Sunday, September 14, 2014


My former AP told  us to never to use the word "why" in class.  He didn't believe it had a place in a math lesson.  He felt "how" was all that was necessary, especially with weak students.  He felt many were incapable of understanding the reasoning and  we should just concentrate on getting them "to do" so they would pass the regents.

When I went to school a zillion years ago, no one ever explained "why" either.  We memorized the rules and "did".  I never understood the reasoning behind choosing the proper signs when I factored or why the "a" in a quadratic equation could not equal zero or much of anything else.  But, I was a good student.  I studied, memorized the rules and did well.  It wasn't until I had to teach someone how to factor that I grasped the "why" of the signs and understood the implications of "a" not equal to zero or even why I could not divide by zero.  It suddenly became crystal clear and the factoring which I had previously been able to do with much trial and error was easy.  Now, when I teach the topic, I make sure to make sure my students understand "why" each time.

My students do not all get this.  I would be kidding myself if I believed I reached them all but I know I have succeeded with many.  I love watching their faces as they look at examples, analyze the problem and successfully arrive at an answer they know is correct because they fully understand "why" they did what they did.

The math they learn in my classroom will probably be long forgotten by the time they graduate and go on to careers in their chosen areas (unless of course it is an area that requires math) but I am convinced the "why" will be a lesson never lost.  Understanding reasoning is the first step in solving problems in any area, whether it be academics or life.


NYC HS History Teacher said...

Why? is probably the most important question in any discipline.

burntoutteacher said...

I had a supervisor a million years ago who advised me, "Never ask 'why' of a student unless you know the answer." That always troubled me and as soon as I got my classroom sea-legs, I ignored that advice.

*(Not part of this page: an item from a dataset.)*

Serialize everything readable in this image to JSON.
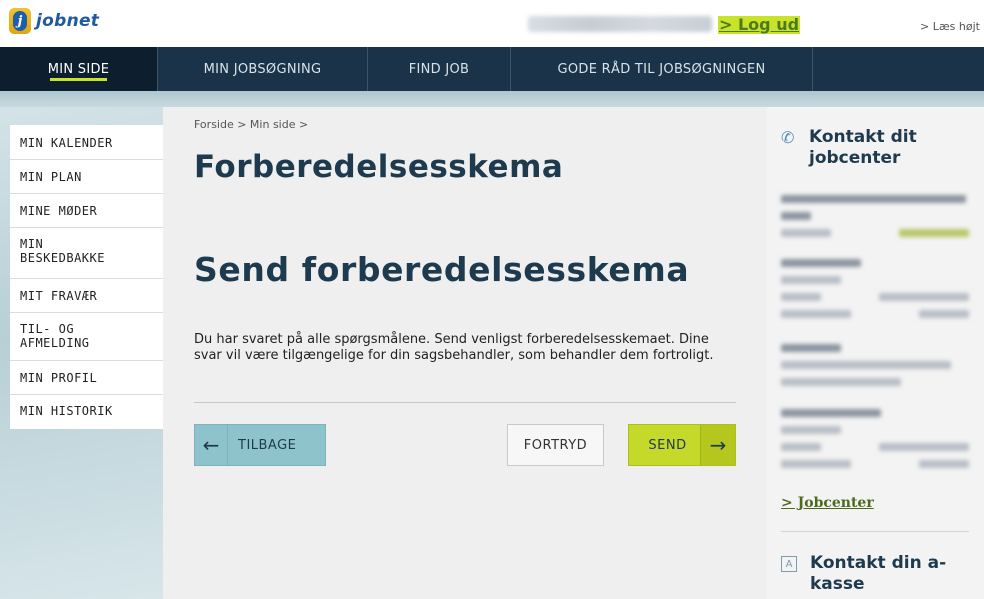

As an English teacher, exploring all the rich ideas in literature, I thought there are a lot of answers to the why of a thing, some I would never have thought of, many of which taught me more about my students and myself than I could have ever dreamt of. My students often had the answers that I could never have known.